THE PROBLEM -> Take the records below and set them down exactly, so that every line matches the original.

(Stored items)
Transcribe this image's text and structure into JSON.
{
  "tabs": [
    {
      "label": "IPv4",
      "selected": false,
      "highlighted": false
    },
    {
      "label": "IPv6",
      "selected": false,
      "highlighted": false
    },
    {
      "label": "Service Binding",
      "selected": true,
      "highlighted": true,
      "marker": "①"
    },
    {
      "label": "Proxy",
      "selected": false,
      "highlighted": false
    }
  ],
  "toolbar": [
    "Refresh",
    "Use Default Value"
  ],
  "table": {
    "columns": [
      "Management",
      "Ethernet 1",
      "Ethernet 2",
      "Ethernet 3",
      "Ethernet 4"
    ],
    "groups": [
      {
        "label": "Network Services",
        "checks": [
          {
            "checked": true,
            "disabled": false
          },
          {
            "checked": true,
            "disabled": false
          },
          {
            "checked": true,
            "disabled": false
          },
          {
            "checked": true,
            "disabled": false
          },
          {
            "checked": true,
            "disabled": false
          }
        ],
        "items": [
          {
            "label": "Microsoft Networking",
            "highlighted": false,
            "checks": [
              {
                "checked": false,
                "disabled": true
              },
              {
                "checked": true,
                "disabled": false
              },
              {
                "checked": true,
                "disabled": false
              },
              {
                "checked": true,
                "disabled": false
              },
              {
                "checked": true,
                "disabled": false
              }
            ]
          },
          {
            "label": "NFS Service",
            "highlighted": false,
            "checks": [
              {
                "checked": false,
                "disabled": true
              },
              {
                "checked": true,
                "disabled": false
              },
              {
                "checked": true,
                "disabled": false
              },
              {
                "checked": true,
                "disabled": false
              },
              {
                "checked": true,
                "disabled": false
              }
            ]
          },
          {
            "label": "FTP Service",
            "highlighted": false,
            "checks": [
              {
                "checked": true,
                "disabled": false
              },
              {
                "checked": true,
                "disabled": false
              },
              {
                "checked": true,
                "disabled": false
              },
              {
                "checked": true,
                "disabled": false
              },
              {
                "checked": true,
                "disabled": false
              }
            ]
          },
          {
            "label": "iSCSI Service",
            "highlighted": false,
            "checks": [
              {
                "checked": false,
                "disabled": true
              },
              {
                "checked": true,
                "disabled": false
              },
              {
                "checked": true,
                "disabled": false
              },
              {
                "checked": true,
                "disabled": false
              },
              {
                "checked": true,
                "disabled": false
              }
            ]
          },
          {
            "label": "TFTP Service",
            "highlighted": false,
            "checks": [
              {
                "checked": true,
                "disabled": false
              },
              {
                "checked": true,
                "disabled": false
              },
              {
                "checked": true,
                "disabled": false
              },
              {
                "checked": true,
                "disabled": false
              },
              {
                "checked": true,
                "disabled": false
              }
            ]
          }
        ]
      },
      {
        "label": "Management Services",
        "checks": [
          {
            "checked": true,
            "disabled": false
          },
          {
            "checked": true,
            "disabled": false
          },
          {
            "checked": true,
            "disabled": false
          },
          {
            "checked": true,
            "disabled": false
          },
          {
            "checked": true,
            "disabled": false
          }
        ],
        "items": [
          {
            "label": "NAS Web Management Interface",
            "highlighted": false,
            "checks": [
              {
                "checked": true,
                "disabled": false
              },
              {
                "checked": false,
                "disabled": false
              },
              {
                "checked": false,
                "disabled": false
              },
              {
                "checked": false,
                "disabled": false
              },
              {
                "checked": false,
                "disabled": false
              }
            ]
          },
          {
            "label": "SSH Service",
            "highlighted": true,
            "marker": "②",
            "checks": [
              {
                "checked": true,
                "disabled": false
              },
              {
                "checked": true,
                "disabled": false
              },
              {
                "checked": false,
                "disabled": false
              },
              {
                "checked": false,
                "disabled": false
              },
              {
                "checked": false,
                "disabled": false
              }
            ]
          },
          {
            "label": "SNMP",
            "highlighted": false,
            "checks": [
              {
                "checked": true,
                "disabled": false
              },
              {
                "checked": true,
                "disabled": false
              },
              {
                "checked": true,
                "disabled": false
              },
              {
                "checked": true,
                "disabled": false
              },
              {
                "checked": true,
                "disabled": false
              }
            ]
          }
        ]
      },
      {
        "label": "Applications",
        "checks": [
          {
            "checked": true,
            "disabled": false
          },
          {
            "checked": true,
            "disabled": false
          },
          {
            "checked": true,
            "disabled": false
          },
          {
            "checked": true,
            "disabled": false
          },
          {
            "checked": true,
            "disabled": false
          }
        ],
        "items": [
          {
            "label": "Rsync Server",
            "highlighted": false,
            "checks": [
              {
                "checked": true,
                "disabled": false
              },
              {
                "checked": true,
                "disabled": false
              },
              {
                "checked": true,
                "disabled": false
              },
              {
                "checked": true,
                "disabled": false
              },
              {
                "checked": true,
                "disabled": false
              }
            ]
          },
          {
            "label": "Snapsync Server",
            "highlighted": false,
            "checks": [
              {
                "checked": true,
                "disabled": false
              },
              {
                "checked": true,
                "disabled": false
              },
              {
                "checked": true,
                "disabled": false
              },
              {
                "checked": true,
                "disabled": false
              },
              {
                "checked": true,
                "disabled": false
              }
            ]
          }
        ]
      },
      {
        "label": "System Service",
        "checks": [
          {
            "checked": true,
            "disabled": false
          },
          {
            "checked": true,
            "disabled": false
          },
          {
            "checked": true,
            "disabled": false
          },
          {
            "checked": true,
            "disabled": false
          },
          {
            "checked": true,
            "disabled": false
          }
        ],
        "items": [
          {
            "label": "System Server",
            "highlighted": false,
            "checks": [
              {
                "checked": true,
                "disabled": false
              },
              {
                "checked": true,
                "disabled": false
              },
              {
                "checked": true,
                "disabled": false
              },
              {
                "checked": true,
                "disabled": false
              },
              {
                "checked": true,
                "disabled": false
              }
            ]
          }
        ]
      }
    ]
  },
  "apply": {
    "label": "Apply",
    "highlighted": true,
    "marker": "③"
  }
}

SOLUTION FOR THIS EXERCISE ->
Transcribe this image's text and structure into JSON.
{
  "tabs": [
    {
      "label": "IPv4",
      "selected": false,
      "highlighted": false
    },
    {
      "label": "IPv6",
      "selected": false,
      "highlighted": false
    },
    {
      "label": "Service Binding",
      "selected": true,
      "highlighted": true,
      "marker": "①"
    },
    {
      "label": "Proxy",
      "selected": false,
      "highlighted": false
    }
  ],
  "toolbar": [
    "Refresh",
    "Use Default Value"
  ],
  "table": {
    "columns": [
      "Management",
      "Ethernet 1",
      "Ethernet 2",
      "Ethernet 3",
      "Ethernet 4"
    ],
    "groups": [
      {
        "label": "Network Services",
        "checks": [
          {
            "checked": true,
            "disabled": false
          },
          {
            "checked": true,
            "disabled": false
          },
          {
            "checked": true,
            "disabled": false
          },
          {
            "checked": true,
            "disabled": false
          },
          {
            "checked": true,
            "disabled": false
          }
        ],
        "items": [
          {
            "label": "Microsoft Networking",
            "highlighted": false,
            "checks": [
              {
                "checked": false,
                "disabled": true
              },
              {
                "checked": true,
                "disabled": false
              },
              {
                "checked": true,
                "disabled": false
              },
              {
                "checked": true,
                "disabled": false
              },
              {
                "checked": true,
                "disabled": false
              }
            ]
          },
          {
            "label": "NFS Service",
            "highlighted": false,
            "checks": [
              {
                "checked": false,
                "disabled": true
              },
              {
                "checked": true,
                "disabled": false
              },
              {
                "checked": true,
                "disabled": false
              },
              {
                "checked": true,
                "disabled": false
              },
              {
                "checked": true,
                "disabled": false
              }
            ]
          },
          {
            "label": "FTP Service",
            "highlighted": false,
            "checks": [
              {
                "checked": true,
                "disabled": false
              },
              {
                "checked": true,
                "disabled": false
              },
              {
                "checked": true,
                "disabled": false
              },
              {
                "checked": true,
                "disabled": false
              },
              {
                "checked": true,
                "disabled": false
              }
            ]
          },
          {
            "label": "iSCSI Service",
            "highlighted": false,
            "checks": [
              {
                "checked": false,
                "disabled": true
              },
              {
                "checked": true,
                "disabled": false
              },
              {
                "checked": true,
                "disabled": false
              },
              {
                "checked": true,
                "disabled": false
              },
              {
                "checked": true,
                "disabled": false
              }
            ]
          },
          {
            "label": "TFTP Service",
            "highlighted": false,
            "checks": [
              {
                "checked": true,
                "disabled": false
              },
              {
                "checked": true,
                "disabled": false
              },
              {
                "checked": true,
                "disabled": false
              },
              {
                "checked": true,
                "disabled": false
              },
              {
                "checked": true,
                "disabled": false
              }
            ]
          }
        ]
      },
      {
        "label": "Management Services",
        "checks": [
          {
            "checked": true,
            "disabled": false
          },
          {
            "checked": true,
            "disabled": false
          },
          {
            "checked": true,
            "disabled": false
          },
          {
            "checked": true,
            "disabled": false
          },
          {
            "checked": true,
            "disabled": false
          }
        ],
        "items": [
          {
            "label": "NAS Web Management Interface",
            "highlighted": false,
            "checks": [
              {
                "checked": true,
                "disabled": false
              },
              {
                "checked": false,
                "disabled": false
              },
              {
                "checked": false,
                "disabled": false
              },
              {
                "checked": false,
                "disabled": false
              },
              {
                "checked": false,
                "disabled": false
              }
            ]
          },
          {
            "label": "SSH Service",
            "highlighted": true,
            "marker": "②",
            "checks": [
              {
                "checked": true,
                "disabled": false
              },
              {
                "checked": true,
                "disabled": false
              },
              {
                "checked": false,
                "disabled": false
              },
              {
                "checked": false,
                "disabled": false
              },
              {
                "checked": false,
                "disabled": false
              }
            ]
          },
          {
            "label": "SNMP",
            "highlighted": false,
            "checks": [
              {
                "checked": true,
                "disabled": false
              },
              {
                "checked": true,
                "disabled": false
              },
              {
                "checked": true,
                "disabled": false
              },
              {
                "checked": true,
                "disabled": false
              },
              {
                "checked": true,
                "disabled": false
              }
            ]
          }
        ]
      },
      {
        "label": "Applications",
        "checks": [
          {
            "checked": true,
            "disabled": false
          },
          {
            "checked": true,
            "disabled": false
          },
          {
            "checked": true,
            "disabled": false
          },
          {
            "checked": true,
            "disabled": false
          },
          {
            "checked": true,
            "disabled": false
          }
        ],
        "items": [
          {
            "label": "Rsync Server",
            "highlighted": false,
            "checks": [
              {
                "checked": true,
                "disabled": false
              },
              {
                "checked": true,
                "disabled": false
              },
              {
                "checked": true,
                "disabled": false
              },
              {
                "checked": true,
                "disabled": false
              },
              {
                "checked": true,
                "disabled": false
              }
            ]
          },
          {
            "label": "Snapsync Server",
            "highlighted": false,
            "checks": [
              {
                "checked": true,
                "disabled": false
              },
              {
                "checked": true,
                "disabled": false
              },
              {
                "checked": true,
                "disabled": false
              },
              {
                "checked": true,
                "disabled": false
              },
              {
                "checked": true,
                "disabled": false
              }
            ]
          }
        ]
      },
      {
        "label": "System Service",
        "checks": [
          {
            "checked": true,
            "disabled": false
          },
          {
            "checked": true,
            "disabled": false
          },
          {
            "checked": true,
            "disabled": false
          },
          {
            "checked": true,
            "disabled": false
          },
          {
            "checked": true,
            "disabled": false
          }
        ],
        "items": [
          {
            "label": "System Server",
            "highlighted": false,
            "checks": [
              {
                "checked": true,
                "disabled": false
              },
              {
                "checked": true,
                "disabled": false
              },
              {
                "checked": true,
                "disabled": false
              },
              {
                "checked": true,
                "disabled": false
              },
              {
                "checked": true,
                "disabled": false
              }
            ]
          }
        ]
      }
    ]
  },
  "apply": {
    "label": "Apply",
    "highlighted": true,
    "marker": "③"
  }
}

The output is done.